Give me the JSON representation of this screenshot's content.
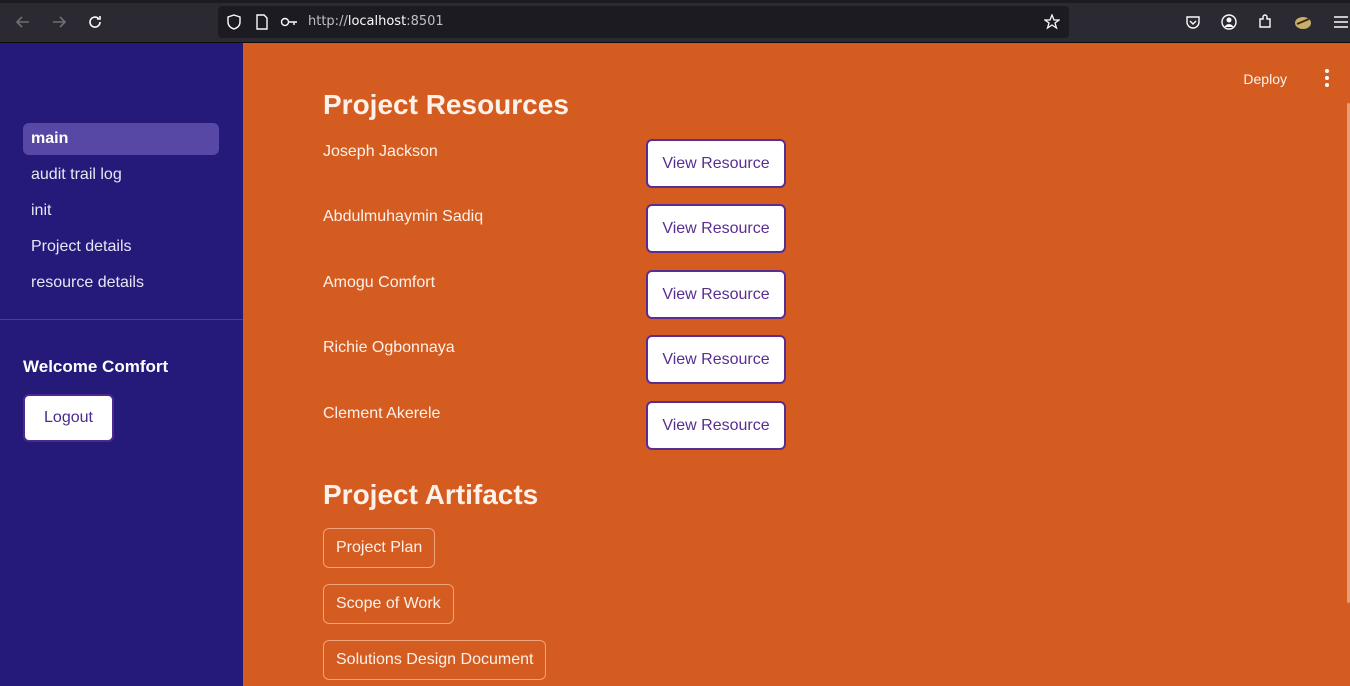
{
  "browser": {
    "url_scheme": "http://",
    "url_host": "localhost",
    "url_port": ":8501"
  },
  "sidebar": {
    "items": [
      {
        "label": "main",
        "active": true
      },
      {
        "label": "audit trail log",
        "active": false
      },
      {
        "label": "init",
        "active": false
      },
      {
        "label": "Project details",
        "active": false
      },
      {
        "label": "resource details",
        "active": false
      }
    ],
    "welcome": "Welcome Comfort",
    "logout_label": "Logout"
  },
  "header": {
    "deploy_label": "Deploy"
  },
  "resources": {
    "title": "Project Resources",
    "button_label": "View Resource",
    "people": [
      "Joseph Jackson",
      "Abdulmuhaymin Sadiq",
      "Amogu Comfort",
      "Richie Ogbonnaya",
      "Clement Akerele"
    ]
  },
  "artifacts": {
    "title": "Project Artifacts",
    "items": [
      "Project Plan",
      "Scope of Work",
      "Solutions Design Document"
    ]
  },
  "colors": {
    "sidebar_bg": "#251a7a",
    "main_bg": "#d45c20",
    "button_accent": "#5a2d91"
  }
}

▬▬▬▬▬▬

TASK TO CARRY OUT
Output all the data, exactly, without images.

TASK RESULT
Give me the JSON representation of this screenshot's content.
{
  "browser": {
    "url_scheme": "http://",
    "url_host": "localhost",
    "url_port": ":8501"
  },
  "sidebar": {
    "items": [
      {
        "label": "main",
        "active": true
      },
      {
        "label": "audit trail log",
        "active": false
      },
      {
        "label": "init",
        "active": false
      },
      {
        "label": "Project details",
        "active": false
      },
      {
        "label": "resource details",
        "active": false
      }
    ],
    "welcome": "Welcome Comfort",
    "logout_label": "Logout"
  },
  "header": {
    "deploy_label": "Deploy"
  },
  "resources": {
    "title": "Project Resources",
    "button_label": "View Resource",
    "people": [
      "Joseph Jackson",
      "Abdulmuhaymin Sadiq",
      "Amogu Comfort",
      "Richie Ogbonnaya",
      "Clement Akerele"
    ]
  },
  "artifacts": {
    "title": "Project Artifacts",
    "items": [
      "Project Plan",
      "Scope of Work",
      "Solutions Design Document"
    ]
  },
  "colors": {
    "sidebar_bg": "#251a7a",
    "main_bg": "#d45c20",
    "button_accent": "#5a2d91"
  }
}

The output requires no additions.